It’s an odd thing studying as a Muma; I have my first shorthand exam next week, and revision passages and exercises are taking up as much of my time as I can parentally justify.

So far this morning I have had several study breaks.

And Not to watch Neighbours like the good old uni days.

-I’ve continued my good work as toilet assistant.

-Created a sylvanian village, most notably developed a nursery extension.

-Ordered 500,000 paw patrol plates, napkins, cups, balloons and party bag alternatives in blind panic for The 4th Birthday next week.

-Prayed it will arrive in time.

-Pinned several paw patrol cakes that I don’t have a hope in hell of replicating.

Before journo-school broke up for Christmas we all quizzed our tutor on shorthand exam scenarios:

“what if someone sneezes and we miss a bit of the audio?”

“What if a police car goes by and the sirens drown out the passage we are taking down?”

But at no time did anyone ask, “What if 2 under 7’s streak through the classroom screeching “IT’S MINE, IT’S MINE, DON’T BITE ME”.

No one asked that.

And I can tell you, if that happens during the exam, then I go this.

My kids have me prepped.

An atomic bomb could go off and I’m fairly confident I will not take a blind bit of notice.

2017 has been totally bonkers and for once it’s been that way not just because I am keeper of small people.

I set off the year hoping beyond hope that I might get my writing published somewhere, anywhere.

Hoping that this might be the year I try to make a path parallel to parenting.

ToddlerMonster’s school application was looming and I wanted to set myself up for a life of writing after the full-on full-time parenting was somewhat assisted by the 9am-3pm world.

I get a bit giddy, you know, that excited pukey-pit of your stomach feeling, when I consider that I might actually pull that off.

It’s becoming more believable that one day I may just be paid to write.

And have a J O B.

Doing something that I don’t resent.

Doing something that I… kind of love.

Signing up to start my NCTJ Diploma in Journalism was a total leap of faith.

It feels quite mad to write this but as I sit here in the dying hours of 2017 I can say that I now regularly write for a newspaper, host a news show on the radio, and help out at a flipping massive radio station along side a truly inspirational journalist.

I honestly have to pinch myself.

(However, I am also still a terrible cook.

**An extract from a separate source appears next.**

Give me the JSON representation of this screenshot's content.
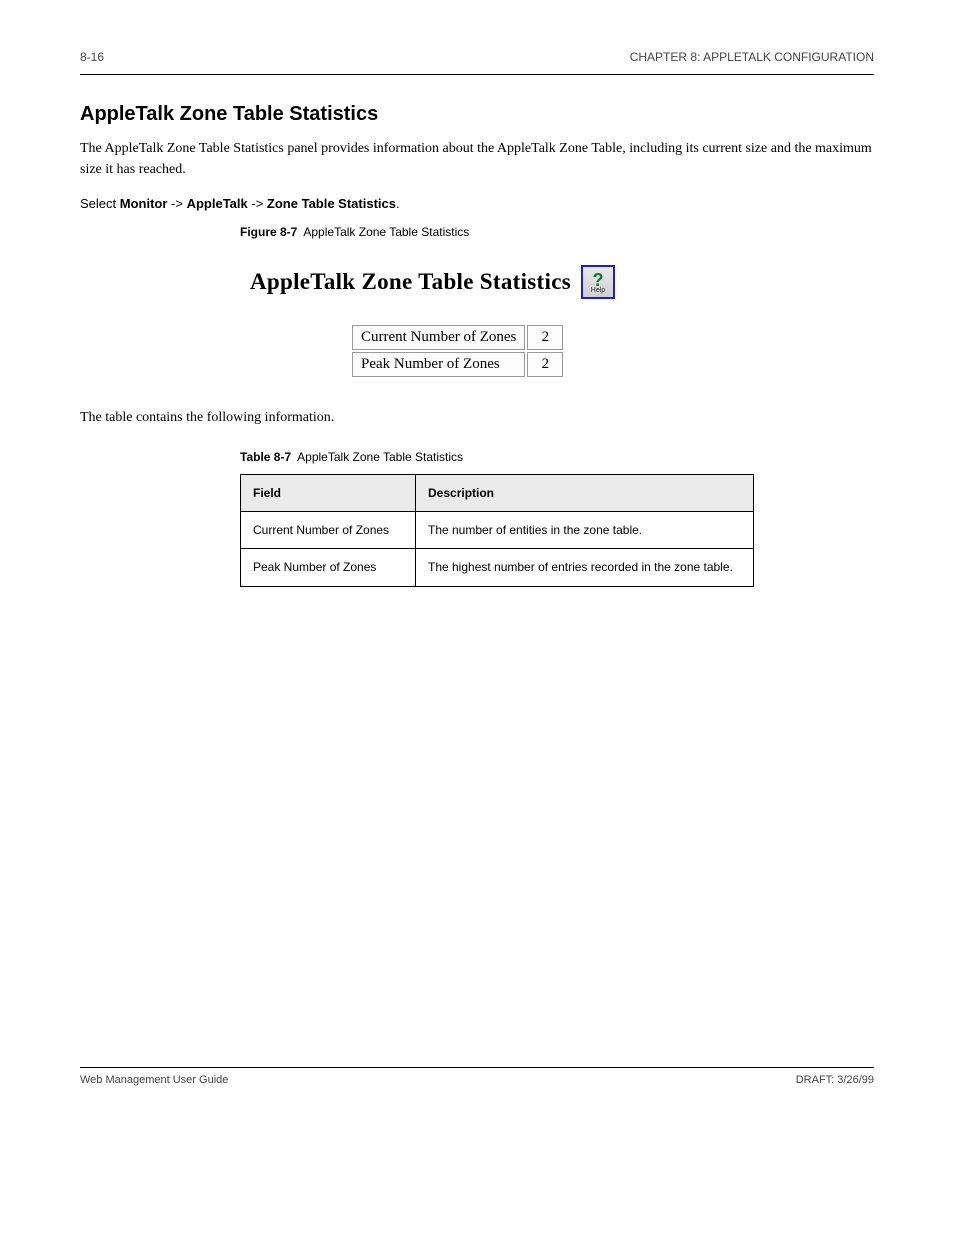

I offered my husband a ‘fresh’ pizza from the freezer last week. I set fire to my kitchen last month, and continue to be unable to drive in heels. – We can’t tick all of the boxes can we now…)

Lidl’s ‘random’ aisle used to be the most unpredictable, exciting part of my week.

It’s surreal and I’ll be honest, the juggling act between wannabe-journo and Muma is incredibly tough.

The logistics of child care, alone, are mind blowing.

I had no idea what working parents were going through until now.

But 2017 has shown me that one thing’s for sure: It’s ok to be a parent AND go after a dream.

There’s room for both.

Just about.

As long as you have an understanding nursery.

And fantastic family and friends.

God only knows what 2018 has in store:

I think I’m ready.

Hang on, I’m not sure…